New elements in the 2023 Global Report
Reproductive justice in the workplace
In recent years we have seen a regression of women’s sexual and reproductive rights around the world. Most notably the roll back of access to safe abortions in the US, Poland, El Salvador, Nicaragua and Honduras jeopardises women’s dignity, equal opportunities, health and lives. Women’s rights to sexual freedoms and bodily autonomy are a central component of the work of many global health organisations. Do organisations active in global health also recognise, protect and promote these rights for their employees?
With this question in mind, GH5050 is adding a new element to our biennial review of workplace policies. This year the Global Health 50/50 Report will review and assess the availability of workplace policies that promote reproductive health, rights and justice in the workplace alongside other workplace policies. This will include an assessment of the availability of publicly-available policy language on leave or other forms of benefits for life events such as menstruation, abortion, stillbirths, miscarriage, fertility treatment, antenatal visits, adoption, surrogacy, menopause, and caring responsibilities.
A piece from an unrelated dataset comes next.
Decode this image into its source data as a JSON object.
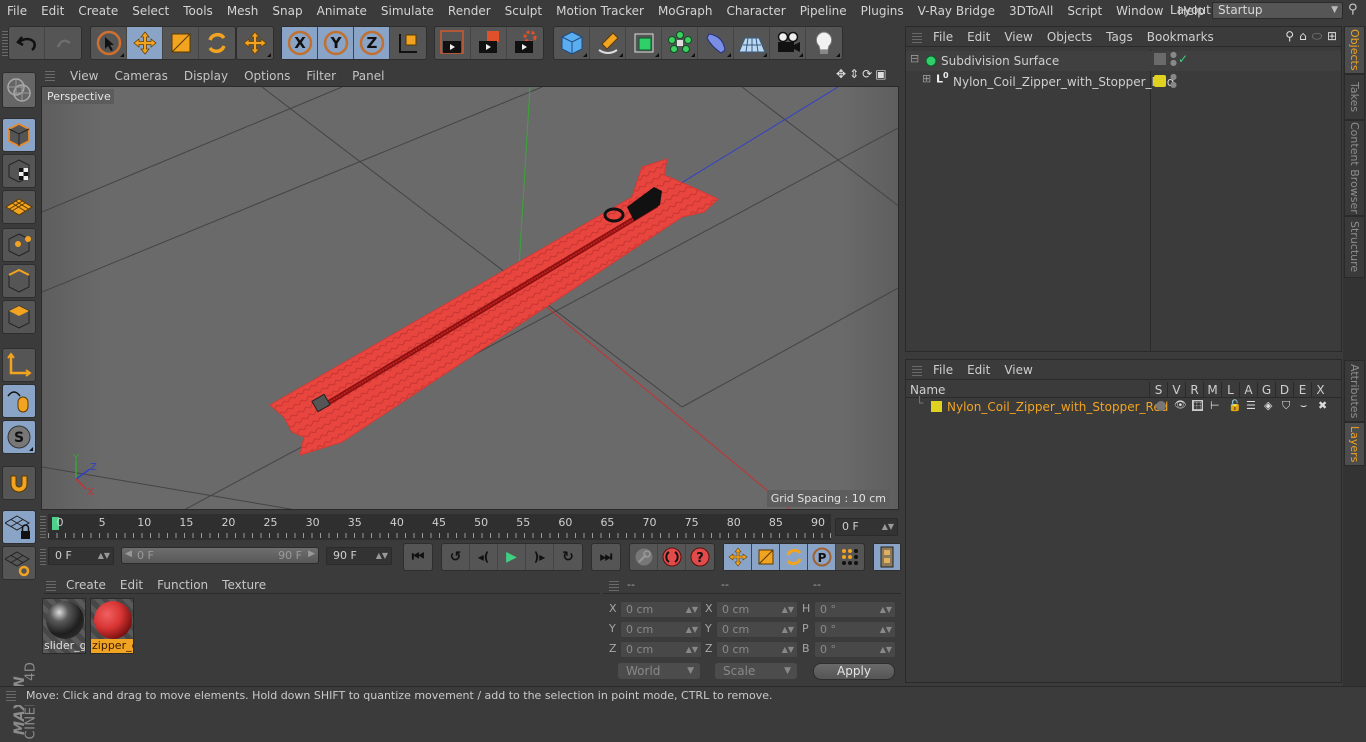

Building organisational cultures of respect, equity and inclusion
We’re also adding a new element to gain insight into organisational culture. The Centre for Global Inclusion defines organisational culture “as a system of shared beliefs, values, norms, habits, and assumptions that impact the organisation’s environment and influence how people behave within it.” Addressing organisational culture change is integral to the articulation, implementation and tracking of any GDI-related policies and their success. If an organisation’s beliefs, assumptions, and values conflict with its policies gender equity, inclusion and diversity goals will remain unachievable. Yet as a system that is both shared and personal, formal and informal, and not fixed but constantly changing, organisational culture is particularly challenging to measure – particularly by an external, independent mechanism like Global Health 50/50. Yet we have been encouraged and inspired by feedback from global health organisations to explore variables that give insights into what organisations are doing to understand and possibly change their own cultures.
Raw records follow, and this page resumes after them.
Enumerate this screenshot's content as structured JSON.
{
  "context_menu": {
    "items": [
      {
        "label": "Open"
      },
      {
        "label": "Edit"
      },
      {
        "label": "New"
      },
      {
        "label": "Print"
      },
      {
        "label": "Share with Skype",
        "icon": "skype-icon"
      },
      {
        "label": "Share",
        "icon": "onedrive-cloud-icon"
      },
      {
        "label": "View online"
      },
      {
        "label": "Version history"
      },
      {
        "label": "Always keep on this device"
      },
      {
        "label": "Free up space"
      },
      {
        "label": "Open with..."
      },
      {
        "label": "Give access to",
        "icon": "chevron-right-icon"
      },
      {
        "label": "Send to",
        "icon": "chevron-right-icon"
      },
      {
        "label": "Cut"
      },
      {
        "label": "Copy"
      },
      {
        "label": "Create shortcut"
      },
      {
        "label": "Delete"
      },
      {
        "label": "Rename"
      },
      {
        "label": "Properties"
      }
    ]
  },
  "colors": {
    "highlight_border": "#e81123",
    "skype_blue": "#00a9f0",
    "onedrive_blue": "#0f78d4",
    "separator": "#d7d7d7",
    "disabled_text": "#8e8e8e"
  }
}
Measuring organisational culture is challenging and for the first iteration of this variable we will focus on gender, diversity and inclusion (GDI). GH5050 is assessing 1) whether organisations have a clear understanding or definition of equity, diversity and inclusion in the context of their own workplace and thus what GDI strategies are striving to achieve, 2) whether organisations have any voluntary, employee-led groups that aim to foster diverse and inclusive workplaces, and 3) whether organisations regularly survey and respond to employee experiences, perceptions and sentiment. Organisations will have the opportunity to self-report on these variables.
2023 Global Report Timeline
For the first time, Global Health 50/50 will be launching the 2023 Global Report and Gender & Health Index at the scene-setting WomenDeliver conference in Kigali, Rwanda in July. We’re thrilled to be showcasing the latest evidence on the state of gender equality in global health and contributing to the conversations on sustainable solutions at one of the largest conferences on advancing gender equality.
In preparation for the July launch we will be sharing the data we have collected with organisations to validate. Below is the timeline for finalising the data for the 2023 Global Report. All 200 organisations assessed in the report will have an opportunity to validate their data on two occasions. Please get in contact if you do not receive any communication from us- firstname.lastname@example.org.
While we have added two new elements, our main objective remains the same. Our goal is to monitor progress on gender equality to improve health equity around the world. Each year Global Health 50/50 reports on the state of gender equality in some 200 organisations active in global health in our Gender and Health Index. We have developed a rigorous methodology that is consistent with established systematic review research methods. Every year we measure a set of core variables, which is described in detail here.